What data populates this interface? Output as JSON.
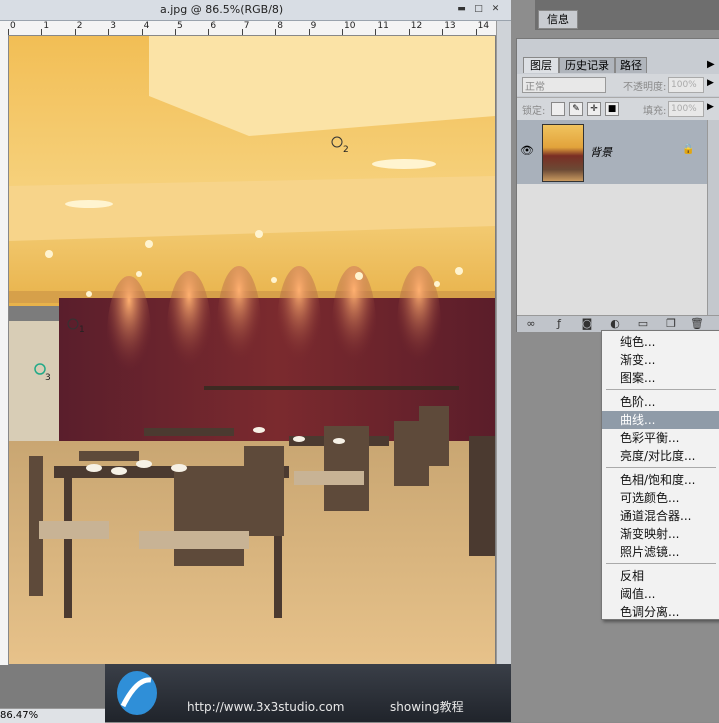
{
  "document": {
    "title": "a.jpg @ 86.5%(RGB/8)",
    "zoom": "86.47%",
    "ruler_ticks": [
      "0",
      "1",
      "2",
      "3",
      "4",
      "5",
      "6",
      "7",
      "8",
      "9",
      "10",
      "11",
      "12",
      "13",
      "14"
    ],
    "markers": [
      "1",
      "2",
      "3"
    ]
  },
  "info_panel": {
    "tab_label": "信息"
  },
  "layers_panel": {
    "tabs": [
      "图层",
      "历史记录",
      "路径"
    ],
    "blend_mode": "正常",
    "opacity_label": "不透明度:",
    "opacity_value": "100%",
    "lock_label": "锁定:",
    "fill_label": "填充:",
    "fill_value": "100%",
    "layer": {
      "name": "背景"
    }
  },
  "adjust_menu": {
    "groups": [
      [
        "纯色...",
        "渐变...",
        "图案..."
      ],
      [
        "色阶...",
        "曲线...",
        "色彩平衡...",
        "亮度/对比度..."
      ],
      [
        "色相/饱和度...",
        "可选颜色...",
        "通道混合器...",
        "渐变映射...",
        "照片滤镜..."
      ],
      [
        "反相",
        "阈值...",
        "色调分离..."
      ]
    ],
    "highlighted": "曲线..."
  },
  "banner": {
    "url": "http://www.3x3studio.com",
    "tagline": "showing教程"
  }
}
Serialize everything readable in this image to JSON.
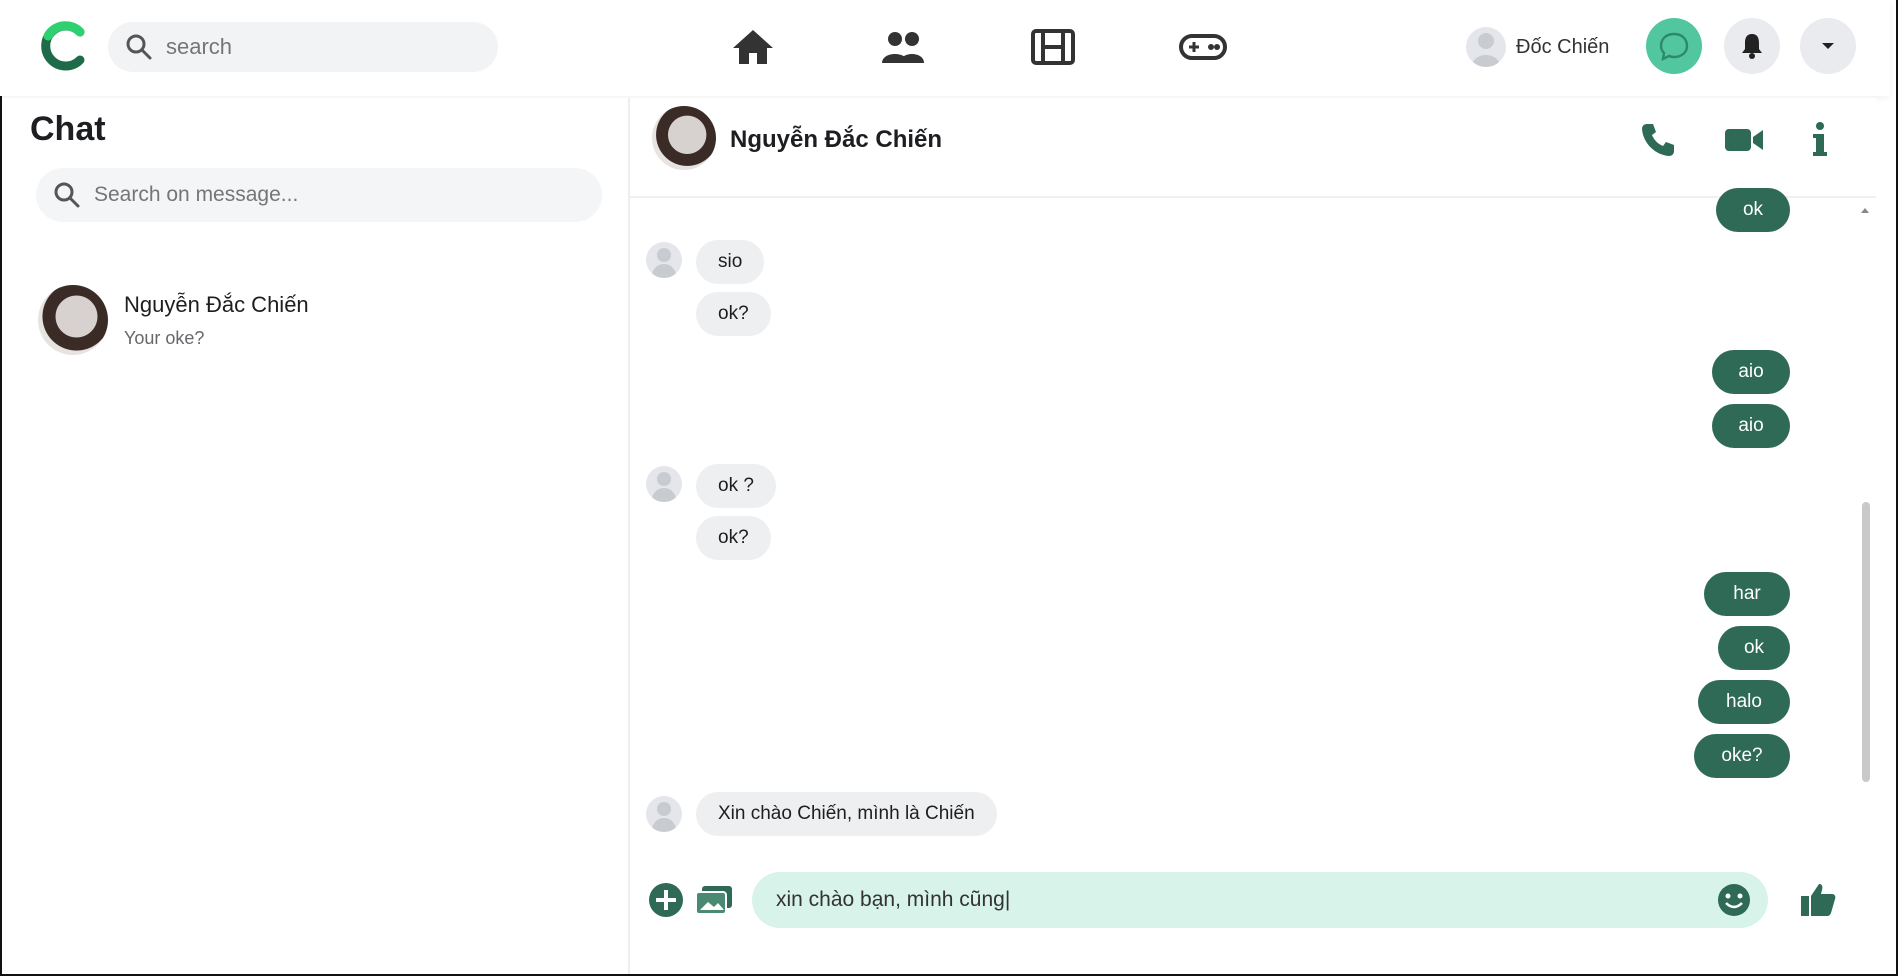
{
  "header": {
    "search_placeholder": "search",
    "nav": [
      "home-icon",
      "friends-icon",
      "video-icon",
      "gaming-icon"
    ],
    "user_name": "Đốc Chiến"
  },
  "sidebar": {
    "title": "Chat",
    "search_placeholder": "Search on message...",
    "conversations": [
      {
        "name": "Nguyễn Đắc Chiến",
        "snippet": "Your oke?"
      }
    ]
  },
  "chat": {
    "contact_name": "Nguyễn Đắc Chiến",
    "messages": [
      {
        "dir": "out",
        "text": "ok"
      },
      {
        "dir": "in",
        "text": "sio"
      },
      {
        "dir": "in",
        "text": "ok?"
      },
      {
        "dir": "out",
        "text": "aio"
      },
      {
        "dir": "out",
        "text": "aio"
      },
      {
        "dir": "in",
        "text": "ok ?"
      },
      {
        "dir": "in",
        "text": "ok?"
      },
      {
        "dir": "out",
        "text": "har"
      },
      {
        "dir": "out",
        "text": "ok"
      },
      {
        "dir": "out",
        "text": "halo"
      },
      {
        "dir": "out",
        "text": "oke?"
      },
      {
        "dir": "in",
        "text": "Xin chào Chiến, mình là Chiến"
      }
    ],
    "composer_value": "xin chào bạn, mình cũng|"
  },
  "colors": {
    "accent": "#2e6a55",
    "accent_light": "#52c79f",
    "input_bg": "#d7f3ea"
  }
}
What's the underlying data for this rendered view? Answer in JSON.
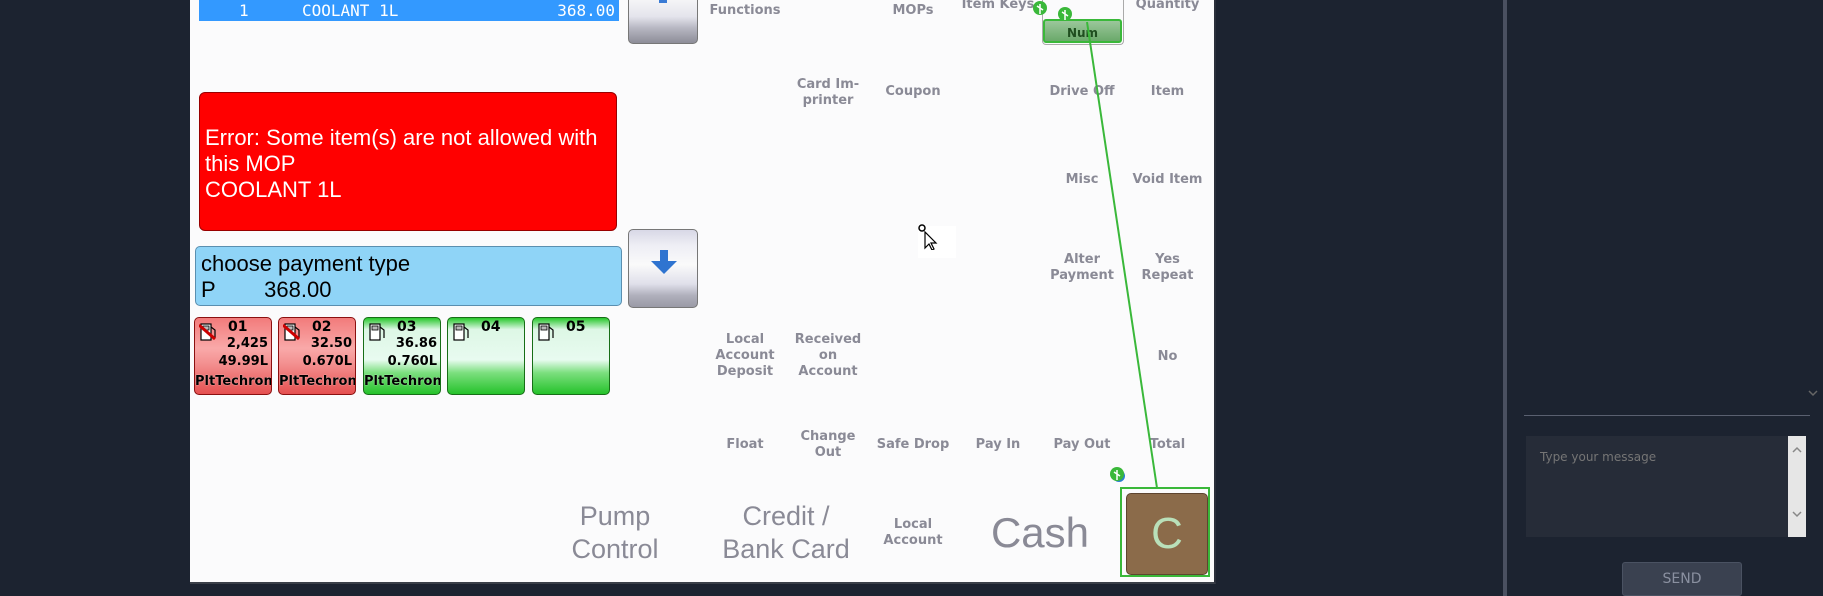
{
  "sale": {
    "qty": "1",
    "item": "COOLANT 1L",
    "amount": "368.00"
  },
  "error_message": "Error: Some item(s) are not allowed with this MOP\nCOOLANT 1L",
  "prompt": {
    "text": "choose payment type",
    "amount_line": "P        368.00"
  },
  "pumps": [
    {
      "number": "01",
      "status": "red",
      "value1": "2,425",
      "value2": "49.99L",
      "grade": "PltTechron"
    },
    {
      "number": "02",
      "status": "red",
      "value1": "32.50",
      "value2": "0.670L",
      "grade": "PltTechron"
    },
    {
      "number": "03",
      "status": "green",
      "value1": "36.86",
      "value2": "0.760L",
      "grade": "PltTechron"
    },
    {
      "number": "04",
      "status": "green",
      "value1": "",
      "value2": "",
      "grade": ""
    },
    {
      "number": "05",
      "status": "green",
      "value1": "",
      "value2": "",
      "grade": ""
    }
  ],
  "keys": {
    "functions": "Functions",
    "mops": "MOPs",
    "item_keys": "Item Keys",
    "quantity": "Quantity",
    "num": "Num",
    "card_imprinter": "Card Im-\nprinter",
    "coupon": "Coupon",
    "drive_off": "Drive Off",
    "item": "Item",
    "misc": "Misc",
    "void_item": "Void Item",
    "alter_payment": "Alter\nPayment",
    "yes_repeat": "Yes\nRepeat",
    "local_account_deposit": "Local\nAccount\nDeposit",
    "received_on_account": "Received\non\nAccount",
    "no": "No",
    "float": "Float",
    "change_out": "Change\nOut",
    "safe_drop": "Safe Drop",
    "pay_in": "Pay In",
    "pay_out": "Pay Out",
    "total": "Total",
    "pump_control": "Pump\nControl",
    "credit_bank_card": "Credit /\nBank Card",
    "local_account": "Local\nAccount",
    "cash": "Cash",
    "clear": "C"
  },
  "chat": {
    "placeholder": "Type your message",
    "send": "SEND"
  },
  "colors": {
    "sale_highlight": "#3399ff",
    "error": "#ff0000",
    "prompt": "#8fd4f7",
    "pump_busy": "#f39090",
    "pump_idle": "#27c72b",
    "clear_key": "#8b6b4a",
    "annotation": "#3ab83a"
  }
}
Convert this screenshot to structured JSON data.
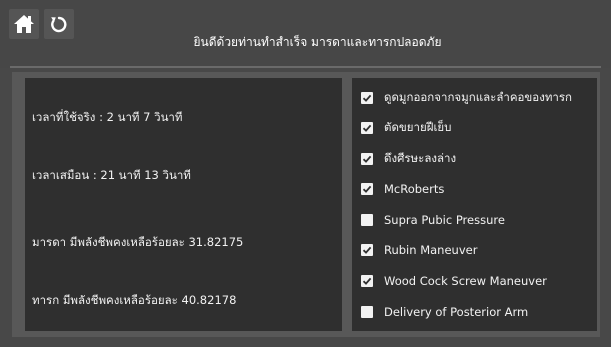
{
  "header": {
    "title": "ยินดีด้วยท่านทำสำเร็จ มารดาและทารกปลอดภัย",
    "home_icon": "home-icon",
    "restart_icon": "restart-icon"
  },
  "stats": [
    {
      "text": "เวลาที่ใช้จริง : 2 นาที 7 วินาที"
    },
    {
      "text": "เวลาเสมือน : 21 นาที 13 วินาที"
    },
    {
      "text": "มารดา มีพลังชีพคงเหลือร้อยละ 31.82175"
    },
    {
      "text": "ทารก มีพลังชีพคงเหลือร้อยละ 40.82178"
    }
  ],
  "checklist": [
    {
      "label": "ดูดมูกออกจากจมูกและลำคอของทารก",
      "checked": true
    },
    {
      "label": "ตัดขยายฝีเย็บ",
      "checked": true
    },
    {
      "label": "ดึงศีรษะลงล่าง",
      "checked": true
    },
    {
      "label": "McRoberts",
      "checked": true
    },
    {
      "label": "Supra Pubic Pressure",
      "checked": false
    },
    {
      "label": "Rubin Maneuver",
      "checked": true
    },
    {
      "label": "Wood Cock Screw Maneuver",
      "checked": true
    },
    {
      "label": "Delivery of Posterior Arm",
      "checked": false
    }
  ],
  "colors": {
    "background": "#484848",
    "panel": "#2f2f2f",
    "text": "#f2f2f2"
  }
}
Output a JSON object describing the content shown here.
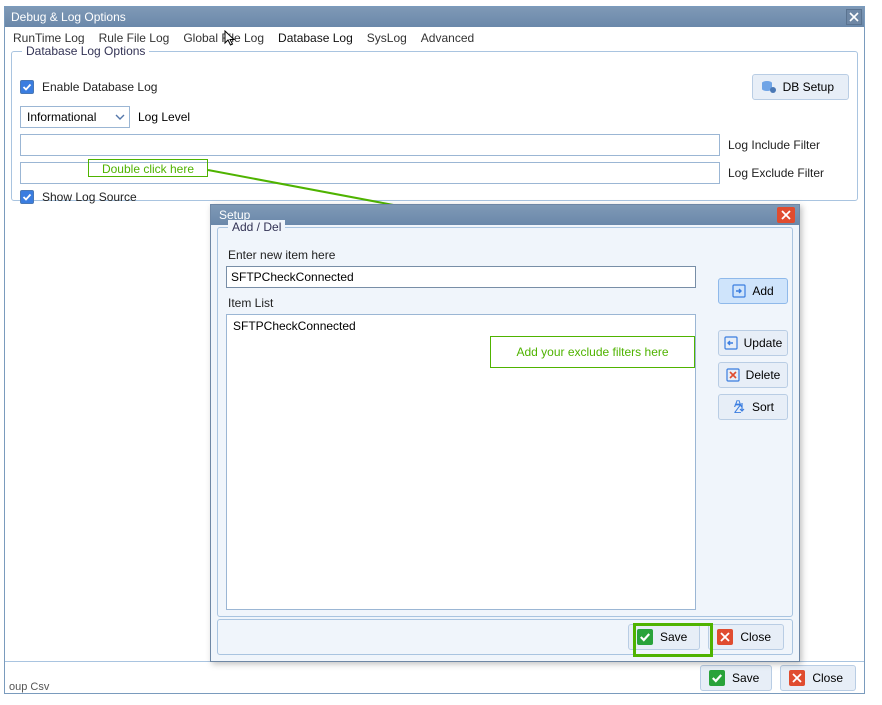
{
  "main": {
    "title": "Debug & Log Options",
    "tabs": [
      "RunTime Log",
      "Rule File Log",
      "Global File Log",
      "Database Log",
      "SysLog",
      "Advanced"
    ],
    "active_tab_index": 3,
    "group_title": "Database Log Options",
    "enable_label": "Enable Database Log",
    "db_setup_label": "DB Setup",
    "loglevel_value": "Informational",
    "loglevel_label": "Log Level",
    "include_label": "Log Include Filter",
    "exclude_label": "Log Exclude Filter",
    "showsource_label": "Show Log Source",
    "doubleclick_hint": "Double click here",
    "save_label": "Save",
    "close_label": "Close",
    "truncated_text": "oup Csv"
  },
  "setup": {
    "title": "Setup",
    "group_title": "Add / Del",
    "enter_label": "Enter new item here",
    "enter_value": "SFTPCheckConnected",
    "itemlist_label": "Item List",
    "list_items": [
      "SFTPCheckConnected"
    ],
    "add_label": "Add",
    "update_label": "Update",
    "delete_label": "Delete",
    "sort_label": "Sort",
    "hint": "Add your exclude filters here",
    "save_label": "Save",
    "close_label": "Close"
  }
}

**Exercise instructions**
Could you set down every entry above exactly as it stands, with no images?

**Completed exercise**
What data populates this interface? Output as JSON.
{
  "document": {
    "title": "a.jpg @ 86.5%(RGB/8)",
    "zoom": "86.47%",
    "ruler_ticks": [
      "0",
      "1",
      "2",
      "3",
      "4",
      "5",
      "6",
      "7",
      "8",
      "9",
      "10",
      "11",
      "12",
      "13",
      "14"
    ],
    "markers": [
      "1",
      "2",
      "3"
    ]
  },
  "info_panel": {
    "tab_label": "信息"
  },
  "layers_panel": {
    "tabs": [
      "图层",
      "历史记录",
      "路径"
    ],
    "blend_mode": "正常",
    "opacity_label": "不透明度:",
    "opacity_value": "100%",
    "lock_label": "锁定:",
    "fill_label": "填充:",
    "fill_value": "100%",
    "layer": {
      "name": "背景"
    }
  },
  "adjust_menu": {
    "groups": [
      [
        "纯色...",
        "渐变...",
        "图案..."
      ],
      [
        "色阶...",
        "曲线...",
        "色彩平衡...",
        "亮度/对比度..."
      ],
      [
        "色相/饱和度...",
        "可选颜色...",
        "通道混合器...",
        "渐变映射...",
        "照片滤镜..."
      ],
      [
        "反相",
        "阈值...",
        "色调分离..."
      ]
    ],
    "highlighted": "曲线..."
  },
  "banner": {
    "url": "http://www.3x3studio.com",
    "tagline": "showing教程"
  }
}
Serialize everything readable in this image to JSON.
{
  "header": {
    "search_placeholder": "search",
    "nav": [
      "home-icon",
      "friends-icon",
      "video-icon",
      "gaming-icon"
    ],
    "user_name": "Đốc Chiến"
  },
  "sidebar": {
    "title": "Chat",
    "search_placeholder": "Search on message...",
    "conversations": [
      {
        "name": "Nguyễn Đắc Chiến",
        "snippet": "Your oke?"
      }
    ]
  },
  "chat": {
    "contact_name": "Nguyễn Đắc Chiến",
    "messages": [
      {
        "dir": "out",
        "text": "ok"
      },
      {
        "dir": "in",
        "text": "sio"
      },
      {
        "dir": "in",
        "text": "ok?"
      },
      {
        "dir": "out",
        "text": "aio"
      },
      {
        "dir": "out",
        "text": "aio"
      },
      {
        "dir": "in",
        "text": "ok ?"
      },
      {
        "dir": "in",
        "text": "ok?"
      },
      {
        "dir": "out",
        "text": "har"
      },
      {
        "dir": "out",
        "text": "ok"
      },
      {
        "dir": "out",
        "text": "halo"
      },
      {
        "dir": "out",
        "text": "oke?"
      },
      {
        "dir": "in",
        "text": "Xin chào Chiến, mình là Chiến"
      }
    ],
    "composer_value": "xin chào bạn, mình cũng|"
  },
  "colors": {
    "accent": "#2e6a55",
    "accent_light": "#52c79f",
    "input_bg": "#d7f3ea"
  }
}
What's the underlying data for this rendered view? Answer in JSON.
{
  "sale": {
    "qty": "1",
    "item": "COOLANT 1L",
    "amount": "368.00"
  },
  "error_message": "Error: Some item(s) are not allowed with this MOP\nCOOLANT 1L",
  "prompt": {
    "text": "choose payment type",
    "amount_line": "P        368.00"
  },
  "pumps": [
    {
      "number": "01",
      "status": "red",
      "value1": "2,425",
      "value2": "49.99L",
      "grade": "PltTechron"
    },
    {
      "number": "02",
      "status": "red",
      "value1": "32.50",
      "value2": "0.670L",
      "grade": "PltTechron"
    },
    {
      "number": "03",
      "status": "green",
      "value1": "36.86",
      "value2": "0.760L",
      "grade": "PltTechron"
    },
    {
      "number": "04",
      "status": "green",
      "value1": "",
      "value2": "",
      "grade": ""
    },
    {
      "number": "05",
      "status": "green",
      "value1": "",
      "value2": "",
      "grade": ""
    }
  ],
  "keys": {
    "functions": "Functions",
    "mops": "MOPs",
    "item_keys": "Item Keys",
    "quantity": "Quantity",
    "num": "Num",
    "card_imprinter": "Card Im-\nprinter",
    "coupon": "Coupon",
    "drive_off": "Drive Off",
    "item": "Item",
    "misc": "Misc",
    "void_item": "Void Item",
    "alter_payment": "Alter\nPayment",
    "yes_repeat": "Yes\nRepeat",
    "local_account_deposit": "Local\nAccount\nDeposit",
    "received_on_account": "Received\non\nAccount",
    "no": "No",
    "float": "Float",
    "change_out": "Change\nOut",
    "safe_drop": "Safe Drop",
    "pay_in": "Pay In",
    "pay_out": "Pay Out",
    "total": "Total",
    "pump_control": "Pump\nControl",
    "credit_bank_card": "Credit /\nBank Card",
    "local_account": "Local\nAccount",
    "cash": "Cash",
    "clear": "C"
  },
  "chat": {
    "placeholder": "Type your message",
    "send": "SEND"
  },
  "colors": {
    "sale_highlight": "#3399ff",
    "error": "#ff0000",
    "prompt": "#8fd4f7",
    "pump_busy": "#f39090",
    "pump_idle": "#27c72b",
    "clear_key": "#8b6b4a",
    "annotation": "#3ab83a"
  }
}
Convert this screenshot to structured JSON data.
{
  "header": {
    "title": "ยินดีด้วยท่านทำสำเร็จ มารดาและทารกปลอดภัย",
    "home_icon": "home-icon",
    "restart_icon": "restart-icon"
  },
  "stats": [
    {
      "text": "เวลาที่ใช้จริง : 2 นาที 7 วินาที"
    },
    {
      "text": "เวลาเสมือน : 21 นาที 13 วินาที"
    },
    {
      "text": "มารดา มีพลังชีพคงเหลือร้อยละ 31.82175"
    },
    {
      "text": "ทารก มีพลังชีพคงเหลือร้อยละ 40.82178"
    }
  ],
  "checklist": [
    {
      "label": "ดูดมูกออกจากจมูกและลำคอของทารก",
      "checked": true
    },
    {
      "label": "ตัดขยายฝีเย็บ",
      "checked": true
    },
    {
      "label": "ดึงศีรษะลงล่าง",
      "checked": true
    },
    {
      "label": "McRoberts",
      "checked": true
    },
    {
      "label": "Supra Pubic Pressure",
      "checked": false
    },
    {
      "label": "Rubin Maneuver",
      "checked": true
    },
    {
      "label": "Wood Cock Screw Maneuver",
      "checked": true
    },
    {
      "label": "Delivery of Posterior Arm",
      "checked": false
    }
  ],
  "colors": {
    "background": "#484848",
    "panel": "#2f2f2f",
    "text": "#f2f2f2"
  }
}
Output a JSON object describing the content shown here.
{
  "main": {
    "title": "Debug & Log Options",
    "tabs": [
      "RunTime Log",
      "Rule File Log",
      "Global File Log",
      "Database Log",
      "SysLog",
      "Advanced"
    ],
    "active_tab_index": 3,
    "group_title": "Database Log Options",
    "enable_label": "Enable Database Log",
    "db_setup_label": "DB Setup",
    "loglevel_value": "Informational",
    "loglevel_label": "Log Level",
    "include_label": "Log Include Filter",
    "exclude_label": "Log Exclude Filter",
    "showsource_label": "Show Log Source",
    "doubleclick_hint": "Double click here",
    "save_label": "Save",
    "close_label": "Close",
    "truncated_text": "oup Csv"
  },
  "setup": {
    "title": "Setup",
    "group_title": "Add / Del",
    "enter_label": "Enter new item here",
    "enter_value": "SFTPCheckConnected",
    "itemlist_label": "Item List",
    "list_items": [
      "SFTPCheckConnected"
    ],
    "add_label": "Add",
    "update_label": "Update",
    "delete_label": "Delete",
    "sort_label": "Sort",
    "hint": "Add your exclude filters here",
    "save_label": "Save",
    "close_label": "Close"
  }
}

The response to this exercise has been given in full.